+++ Listed entries +++
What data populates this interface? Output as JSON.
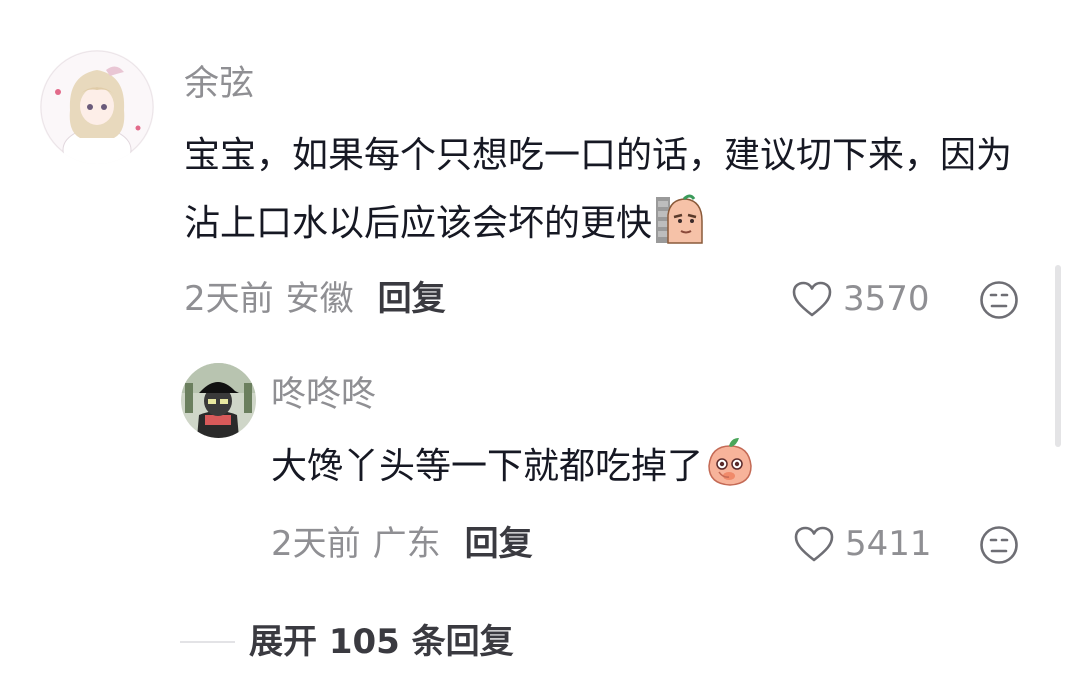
{
  "comment": {
    "username": "余弦",
    "text": "宝宝，如果每个只想吃一口的话，建议切下来，因为沾上口水以后应该会坏的更快",
    "emoji": "peek-wall-emoji",
    "time": "2天前",
    "location": "安徽",
    "reply_label": "回复",
    "likes": "3570"
  },
  "reply": {
    "username": "咚咚咚",
    "text": "大馋丫头等一下就都吃掉了",
    "emoji": "peach-blush-emoji",
    "time": "2天前",
    "location": "广东",
    "reply_label": "回复",
    "likes": "5411"
  },
  "expand_label": "展开 105 条回复",
  "icons": {
    "like": "heart-outline-icon",
    "dislike": "neutral-face-icon"
  },
  "colors": {
    "username": "#8f8f93",
    "text": "#161823",
    "meta": "#8f8f93",
    "reply_button": "#3a3a40"
  }
}
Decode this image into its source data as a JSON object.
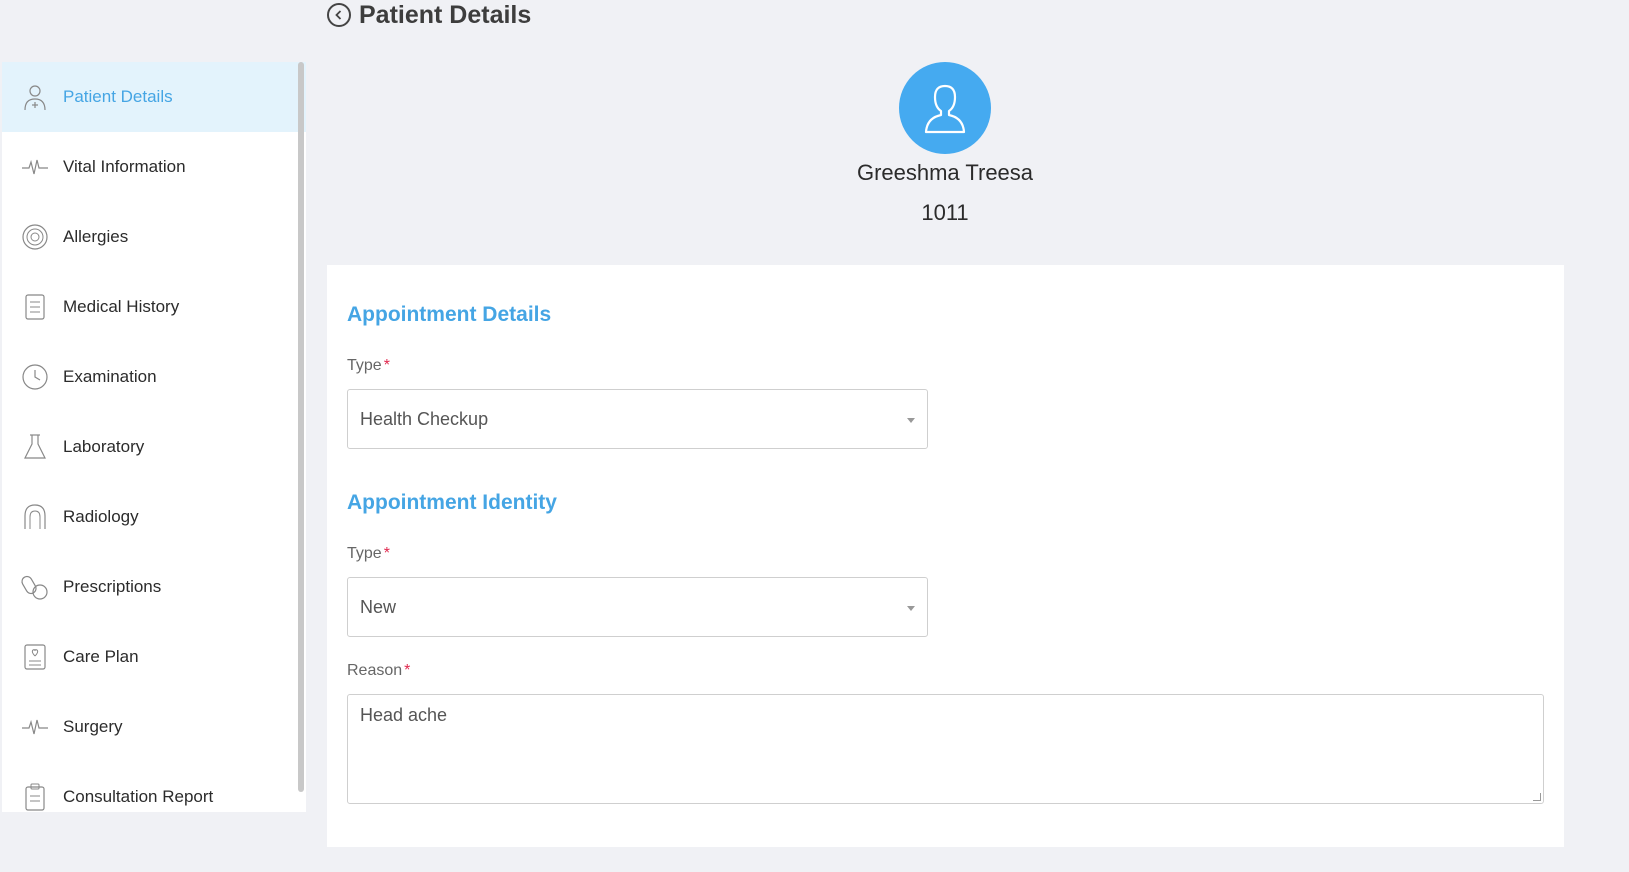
{
  "header": {
    "title": "Patient Details"
  },
  "sidebar": {
    "items": [
      {
        "label": "Patient Details",
        "icon": "doctor-icon",
        "active": true
      },
      {
        "label": "Vital Information",
        "icon": "pulse-icon"
      },
      {
        "label": "Allergies",
        "icon": "fingerprint-icon"
      },
      {
        "label": "Medical History",
        "icon": "report-icon"
      },
      {
        "label": "Examination",
        "icon": "clock-history-icon"
      },
      {
        "label": "Laboratory",
        "icon": "flask-icon"
      },
      {
        "label": "Radiology",
        "icon": "scanner-icon"
      },
      {
        "label": "Prescriptions",
        "icon": "pills-icon"
      },
      {
        "label": "Care Plan",
        "icon": "care-plan-icon"
      },
      {
        "label": "Surgery",
        "icon": "pulse-icon"
      },
      {
        "label": "Consultation Report",
        "icon": "clipboard-icon"
      }
    ]
  },
  "patient": {
    "name": "Greeshma Treesa",
    "id": "1011"
  },
  "appointment_details": {
    "title": "Appointment Details",
    "type_label": "Type",
    "type_value": "Health Checkup"
  },
  "appointment_identity": {
    "title": "Appointment Identity",
    "type_label": "Type",
    "type_value": "New",
    "reason_label": "Reason",
    "reason_value": "Head ache"
  },
  "required_mark": "*",
  "colors": {
    "accent": "#45a5e4",
    "avatar": "#45aaf0",
    "required": "#e0284e"
  }
}
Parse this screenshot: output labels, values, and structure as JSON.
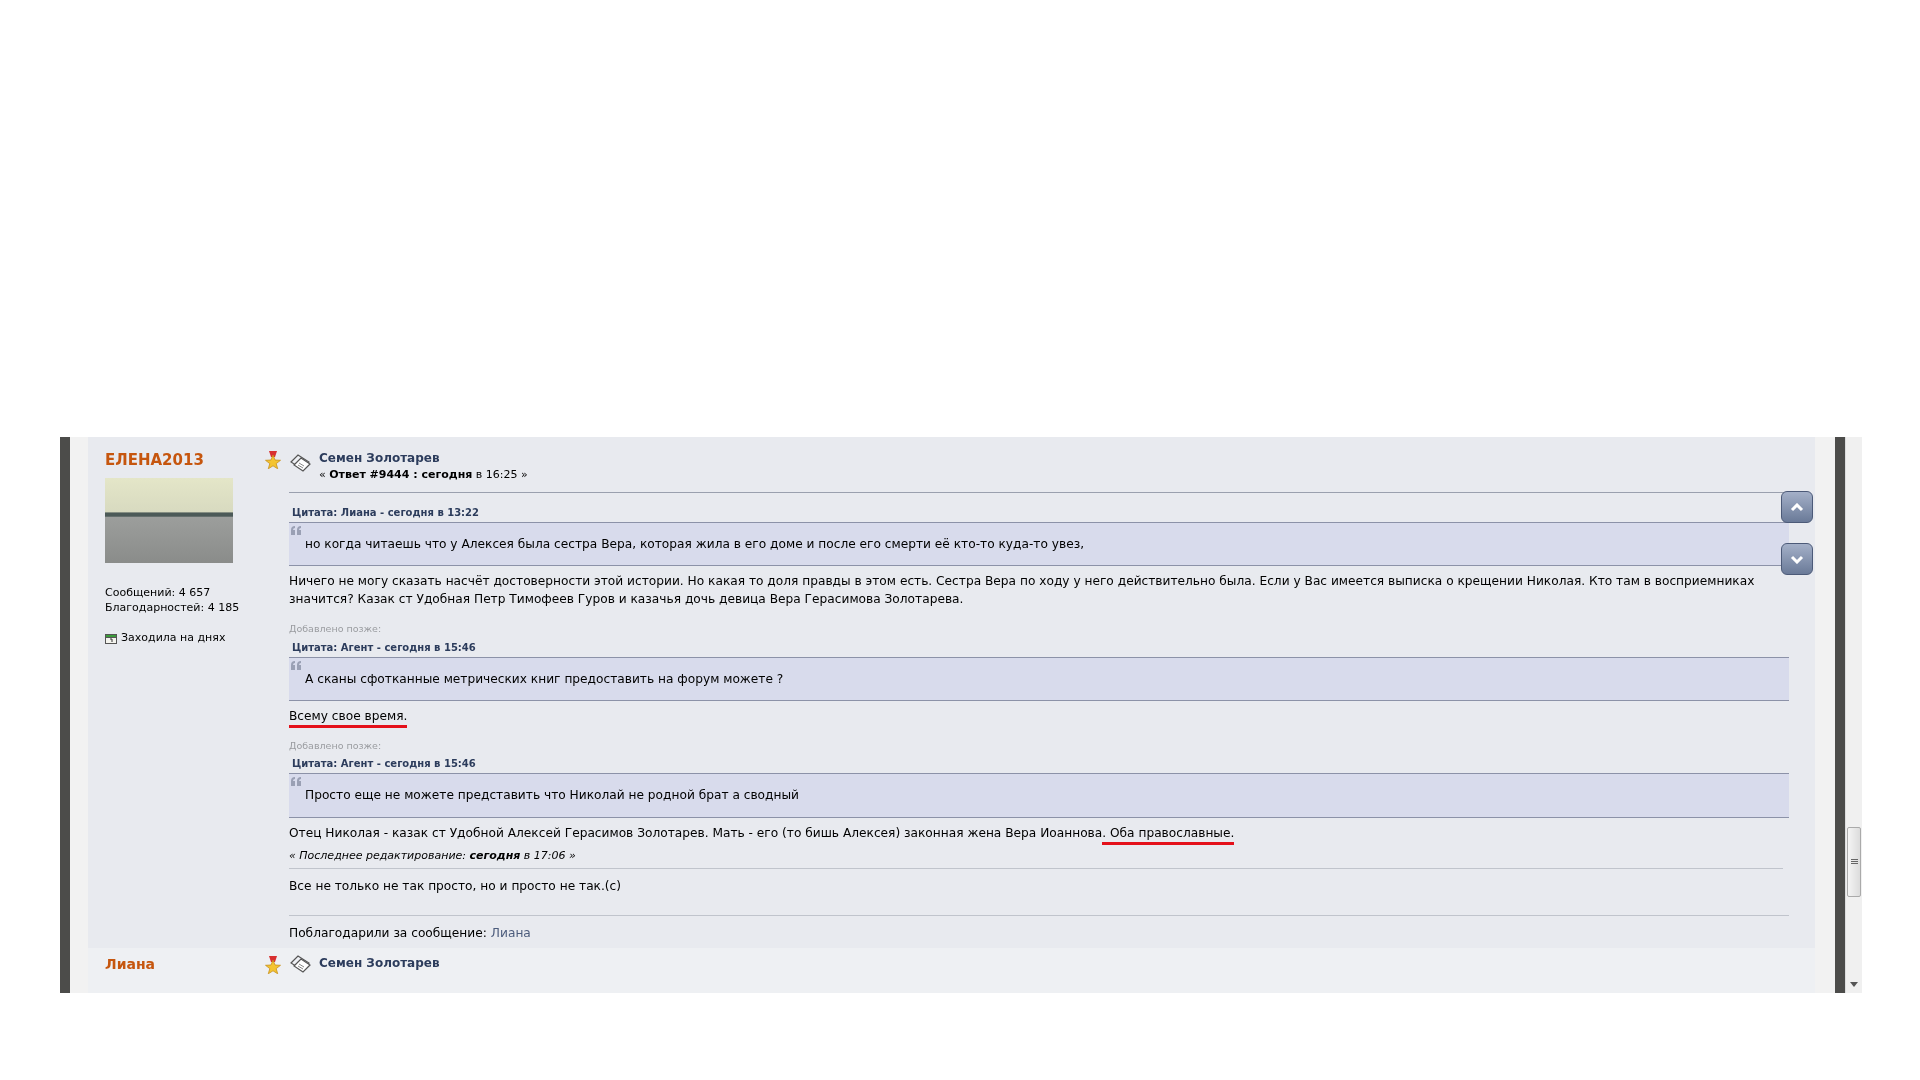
{
  "post": {
    "author": {
      "name": "ЕЛЕНА2013",
      "posts": "Сообщений: 4 657",
      "thanks": "Благодарностей: 4 185",
      "status": "Заходила на днях"
    },
    "subject": "Семен Золотарев",
    "reply_line": "« **Ответ #9444 : сегодня** в 16:25 »",
    "blocks": [
      {
        "kind": "quote",
        "header": "Цитата: Лиана - сегодня в 13:22",
        "text": "но когда читаешь что у Алексея была сестра Вера, которая жила в его доме и после его смерти её кто-то куда-то увез,"
      },
      {
        "kind": "text",
        "parts": [
          {
            "text": "Ничего не могу сказать насчёт достоверности этой истории. Но какая то доля правды в этом есть. Сестра Вера по ходу у него действительно была. Если у Вас имеется выписка о крещении Николая. Кто там в восприемниках значится? Казак ст Удобная Петр Тимофеев Гуров и казачья дочь девица Вера Герасимова Золотарева.",
            "underlined": false
          }
        ]
      },
      {
        "kind": "added",
        "text": "Добавлено позже:"
      },
      {
        "kind": "quote",
        "header": "Цитата: Агент - сегодня в 15:46",
        "text": "А сканы сфотканные метрических книг предоставить на форум можете ?"
      },
      {
        "kind": "text",
        "parts": [
          {
            "text": "Всему свое время.",
            "underlined": true
          }
        ]
      },
      {
        "kind": "added",
        "text": "Добавлено позже:"
      },
      {
        "kind": "quote",
        "header": "Цитата: Агент - сегодня в 15:46",
        "text": "Просто еще не можете представить что Николай не родной брат а сводный"
      },
      {
        "kind": "text",
        "parts": [
          {
            "text": "Отец Николая -  казак ст Удобной Алексей Герасимов Золотарев. Мать - его (то бишь Алексея) законная жена Вера Иоаннова",
            "underlined": false
          },
          {
            "text": ". Оба православные.",
            "underlined": true
          }
        ]
      }
    ],
    "edit_note": "« Последнее редактирование: **сегодня** в 17:06 »",
    "signature": "Все не только не так просто, но и просто не так.(с)",
    "thanks_label": "Поблагодарили за сообщение:",
    "thanked": [
      {
        "name": "Лиана"
      }
    ]
  },
  "next_post": {
    "author": "Лиана",
    "subject": "Семен Золотарев"
  }
}
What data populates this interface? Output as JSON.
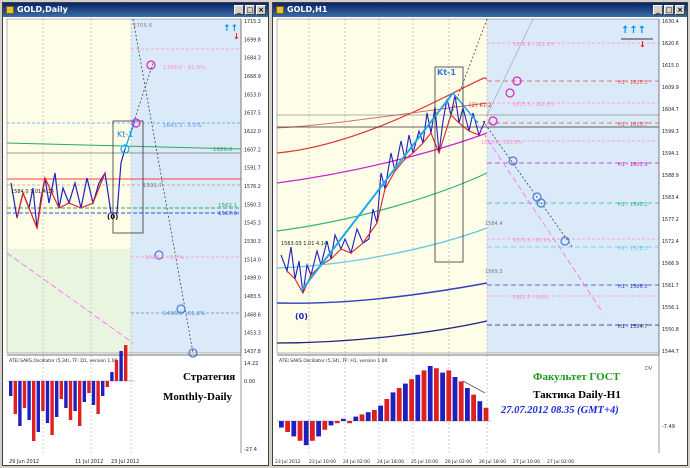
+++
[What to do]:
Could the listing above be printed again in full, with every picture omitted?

[Output below]:
What data populates this interface? Output as JSON.
{
  "comment": {
    "username": "余弦",
    "text": "宝宝，如果每个只想吃一口的话，建议切下来，因为沾上口水以后应该会坏的更快",
    "emoji": "peek-wall-emoji",
    "time": "2天前",
    "location": "安徽",
    "reply_label": "回复",
    "likes": "3570"
  },
  "reply": {
    "username": "咚咚咚",
    "text": "大馋丫头等一下就都吃掉了",
    "emoji": "peach-blush-emoji",
    "time": "2天前",
    "location": "广东",
    "reply_label": "回复",
    "likes": "5411"
  },
  "expand_label": "展开 105 条回复",
  "icons": {
    "like": "heart-outline-icon",
    "dislike": "neutral-face-icon"
  },
  "colors": {
    "username": "#8f8f93",
    "text": "#161823",
    "meta": "#8f8f93",
    "reply_button": "#3a3a40"
  }
}
Decode this image into its source data as a JSON object.
{
  "header": {
    "title": "Patient Details"
  },
  "sidebar": {
    "items": [
      {
        "label": "Patient Details",
        "icon": "doctor-icon",
        "active": true
      },
      {
        "label": "Vital Information",
        "icon": "pulse-icon"
      },
      {
        "label": "Allergies",
        "icon": "fingerprint-icon"
      },
      {
        "label": "Medical History",
        "icon": "report-icon"
      },
      {
        "label": "Examination",
        "icon": "clock-history-icon"
      },
      {
        "label": "Laboratory",
        "icon": "flask-icon"
      },
      {
        "label": "Radiology",
        "icon": "scanner-icon"
      },
      {
        "label": "Prescriptions",
        "icon": "pills-icon"
      },
      {
        "label": "Care Plan",
        "icon": "care-plan-icon"
      },
      {
        "label": "Surgery",
        "icon": "pulse-icon"
      },
      {
        "label": "Consultation Report",
        "icon": "clipboard-icon"
      }
    ]
  },
  "patient": {
    "name": "Greeshma Treesa",
    "id": "1011"
  },
  "appointment_details": {
    "title": "Appointment Details",
    "type_label": "Type",
    "type_value": "Health Checkup"
  },
  "appointment_identity": {
    "title": "Appointment Identity",
    "type_label": "Type",
    "type_value": "New",
    "reason_label": "Reason",
    "reason_value": "Head ache"
  },
  "required_mark": "*",
  "colors": {
    "accent": "#45a5e4",
    "avatar": "#45aaf0",
    "required": "#e0284e"
  }
}
Parse this screenshot: output labels, values, and structure as JSON.
{
  "post": {
    "author": {
      "name": "ЕЛЕНА2013",
      "posts": "Сообщений: 4 657",
      "thanks": "Благодарностей: 4 185",
      "status": "Заходила на днях"
    },
    "subject": "Семен Золотарев",
    "reply_line": "« **Ответ #9444 : сегодня** в 16:25 »",
    "blocks": [
      {
        "kind": "quote",
        "header": "Цитата: Лиана - сегодня в 13:22",
        "text": "но когда читаешь что у Алексея была сестра Вера, которая жила в его доме и после его смерти её кто-то куда-то увез,"
      },
      {
        "kind": "text",
        "parts": [
          {
            "text": "Ничего не могу сказать насчёт достоверности этой истории. Но какая то доля правды в этом есть. Сестра Вера по ходу у него действительно была. Если у Вас имеется выписка о крещении Николая. Кто там в восприемниках значится? Казак ст Удобная Петр Тимофеев Гуров и казачья дочь девица Вера Герасимова Золотарева.",
            "underlined": false
          }
        ]
      },
      {
        "kind": "added",
        "text": "Добавлено позже:"
      },
      {
        "kind": "quote",
        "header": "Цитата: Агент - сегодня в 15:46",
        "text": "А сканы сфотканные метрических книг предоставить на форум можете ?"
      },
      {
        "kind": "text",
        "parts": [
          {
            "text": "Всему свое время.",
            "underlined": true
          }
        ]
      },
      {
        "kind": "added",
        "text": "Добавлено позже:"
      },
      {
        "kind": "quote",
        "header": "Цитата: Агент - сегодня в 15:46",
        "text": "Просто еще не можете представить что Николай не родной брат а сводный"
      },
      {
        "kind": "text",
        "parts": [
          {
            "text": "Отец Николая -  казак ст Удобной Алексей Герасимов Золотарев. Мать - его (то бишь Алексея) законная жена Вера Иоаннова",
            "underlined": false
          },
          {
            "text": ". Оба православные.",
            "underlined": true
          }
        ]
      }
    ],
    "edit_note": "« Последнее редактирование: **сегодня** в 17:06 »",
    "signature": "Все не только не так просто, но и просто не так.(с)",
    "thanks_label": "Поблагодарили за сообщение:",
    "thanked": [
      {
        "name": "Лиана"
      }
    ]
  },
  "next_post": {
    "author": "Лиана",
    "subject": "Семен Золотарев"
  }
}
What data populates this interface? Output as JSON.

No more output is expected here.